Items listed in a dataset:
----

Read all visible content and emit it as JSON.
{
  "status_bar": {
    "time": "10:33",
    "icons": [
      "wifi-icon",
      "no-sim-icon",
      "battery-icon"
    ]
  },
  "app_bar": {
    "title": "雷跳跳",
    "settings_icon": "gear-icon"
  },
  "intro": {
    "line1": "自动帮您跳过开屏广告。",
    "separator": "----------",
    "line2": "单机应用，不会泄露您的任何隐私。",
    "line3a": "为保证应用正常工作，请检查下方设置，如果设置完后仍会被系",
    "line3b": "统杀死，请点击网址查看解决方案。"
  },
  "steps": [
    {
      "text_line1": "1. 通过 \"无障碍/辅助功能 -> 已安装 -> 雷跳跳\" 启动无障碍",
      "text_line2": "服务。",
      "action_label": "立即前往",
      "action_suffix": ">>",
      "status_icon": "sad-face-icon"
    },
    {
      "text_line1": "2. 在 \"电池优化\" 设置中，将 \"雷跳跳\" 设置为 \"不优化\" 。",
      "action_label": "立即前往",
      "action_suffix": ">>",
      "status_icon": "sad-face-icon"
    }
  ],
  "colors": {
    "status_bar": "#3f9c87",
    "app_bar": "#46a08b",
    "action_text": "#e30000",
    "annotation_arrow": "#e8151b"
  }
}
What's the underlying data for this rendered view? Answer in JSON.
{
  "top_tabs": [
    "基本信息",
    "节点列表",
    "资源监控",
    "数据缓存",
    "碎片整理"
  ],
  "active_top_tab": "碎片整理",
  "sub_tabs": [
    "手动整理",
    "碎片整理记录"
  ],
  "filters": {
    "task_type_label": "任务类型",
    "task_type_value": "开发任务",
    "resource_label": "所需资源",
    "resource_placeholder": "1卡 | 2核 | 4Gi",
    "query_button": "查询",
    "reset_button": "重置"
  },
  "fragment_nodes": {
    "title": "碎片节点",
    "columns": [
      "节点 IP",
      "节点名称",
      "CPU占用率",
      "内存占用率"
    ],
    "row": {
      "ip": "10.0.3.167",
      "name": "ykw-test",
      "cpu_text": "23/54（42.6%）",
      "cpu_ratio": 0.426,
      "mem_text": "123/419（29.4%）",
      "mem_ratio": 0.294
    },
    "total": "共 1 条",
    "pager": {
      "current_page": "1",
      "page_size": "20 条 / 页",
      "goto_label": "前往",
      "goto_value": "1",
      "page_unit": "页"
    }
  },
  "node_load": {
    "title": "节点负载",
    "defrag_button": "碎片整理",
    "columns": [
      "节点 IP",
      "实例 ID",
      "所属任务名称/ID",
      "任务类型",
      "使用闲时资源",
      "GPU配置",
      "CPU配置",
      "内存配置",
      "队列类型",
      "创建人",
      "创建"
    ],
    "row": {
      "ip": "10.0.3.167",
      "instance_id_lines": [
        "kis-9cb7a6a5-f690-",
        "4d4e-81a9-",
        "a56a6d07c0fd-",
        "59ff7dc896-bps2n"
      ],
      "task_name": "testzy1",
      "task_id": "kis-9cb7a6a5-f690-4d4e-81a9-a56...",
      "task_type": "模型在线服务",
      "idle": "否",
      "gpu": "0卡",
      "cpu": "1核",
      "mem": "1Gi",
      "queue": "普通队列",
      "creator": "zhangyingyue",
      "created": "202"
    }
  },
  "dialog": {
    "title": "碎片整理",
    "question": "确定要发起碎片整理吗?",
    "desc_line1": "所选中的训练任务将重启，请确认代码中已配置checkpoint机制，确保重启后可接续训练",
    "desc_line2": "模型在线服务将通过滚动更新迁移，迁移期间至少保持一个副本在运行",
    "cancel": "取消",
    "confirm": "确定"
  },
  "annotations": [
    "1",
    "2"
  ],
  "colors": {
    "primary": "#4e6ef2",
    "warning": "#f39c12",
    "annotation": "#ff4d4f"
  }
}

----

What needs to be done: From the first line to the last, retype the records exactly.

Solution to this problem:
Read all visible content and emit it as JSON.
{
  "status_bar": {
    "time": "10:33",
    "icons": [
      "wifi-icon",
      "no-sim-icon",
      "battery-icon"
    ]
  },
  "app_bar": {
    "title": "雷跳跳",
    "settings_icon": "gear-icon"
  },
  "intro": {
    "line1": "自动帮您跳过开屏广告。",
    "separator": "----------",
    "line2": "单机应用，不会泄露您的任何隐私。",
    "line3a": "为保证应用正常工作，请检查下方设置，如果设置完后仍会被系",
    "line3b": "统杀死，请点击网址查看解决方案。"
  },
  "steps": [
    {
      "text_line1": "1. 通过 \"无障碍/辅助功能 -> 已安装 -> 雷跳跳\" 启动无障碍",
      "text_line2": "服务。",
      "action_label": "立即前往",
      "action_suffix": ">>",
      "status_icon": "sad-face-icon"
    },
    {
      "text_line1": "2. 在 \"电池优化\" 设置中，将 \"雷跳跳\" 设置为 \"不优化\" 。",
      "action_label": "立即前往",
      "action_suffix": ">>",
      "status_icon": "sad-face-icon"
    }
  ],
  "colors": {
    "status_bar": "#3f9c87",
    "app_bar": "#46a08b",
    "action_text": "#e30000",
    "annotation_arrow": "#e8151b"
  }
}
What's the underlying data for this rendered view? Answer in JSON.
{
  "top_tabs": [
    "基本信息",
    "节点列表",
    "资源监控",
    "数据缓存",
    "碎片整理"
  ],
  "active_top_tab": "碎片整理",
  "sub_tabs": [
    "手动整理",
    "碎片整理记录"
  ],
  "filters": {
    "task_type_label": "任务类型",
    "task_type_value": "开发任务",
    "resource_label": "所需资源",
    "resource_placeholder": "1卡 | 2核 | 4Gi",
    "query_button": "查询",
    "reset_button": "重置"
  },
  "fragment_nodes": {
    "title": "碎片节点",
    "columns": [
      "节点 IP",
      "节点名称",
      "CPU占用率",
      "内存占用率"
    ],
    "row": {
      "ip": "10.0.3.167",
      "name": "ykw-test",
      "cpu_text": "23/54（42.6%）",
      "cpu_ratio": 0.426,
      "mem_text": "123/419（29.4%）",
      "mem_ratio": 0.294
    },
    "total": "共 1 条",
    "pager": {
      "current_page": "1",
      "page_size": "20 条 / 页",
      "goto_label": "前往",
      "goto_value": "1",
      "page_unit": "页"
    }
  },
  "node_load": {
    "title": "节点负载",
    "defrag_button": "碎片整理",
    "columns": [
      "节点 IP",
      "实例 ID",
      "所属任务名称/ID",
      "任务类型",
      "使用闲时资源",
      "GPU配置",
      "CPU配置",
      "内存配置",
      "队列类型",
      "创建人",
      "创建"
    ],
    "row": {
      "ip": "10.0.3.167",
      "instance_id_lines": [
        "kis-9cb7a6a5-f690-",
        "4d4e-81a9-",
        "a56a6d07c0fd-",
        "59ff7dc896-bps2n"
      ],
      "task_name": "testzy1",
      "task_id": "kis-9cb7a6a5-f690-4d4e-81a9-a56...",
      "task_type": "模型在线服务",
      "idle": "否",
      "gpu": "0卡",
      "cpu": "1核",
      "mem": "1Gi",
      "queue": "普通队列",
      "creator": "zhangyingyue",
      "created": "202"
    }
  },
  "dialog": {
    "title": "碎片整理",
    "question": "确定要发起碎片整理吗?",
    "desc_line1": "所选中的训练任务将重启，请确认代码中已配置checkpoint机制，确保重启后可接续训练",
    "desc_line2": "模型在线服务将通过滚动更新迁移，迁移期间至少保持一个副本在运行",
    "cancel": "取消",
    "confirm": "确定"
  },
  "annotations": [
    "1",
    "2"
  ],
  "colors": {
    "primary": "#4e6ef2",
    "warning": "#f39c12",
    "annotation": "#ff4d4f"
  }
}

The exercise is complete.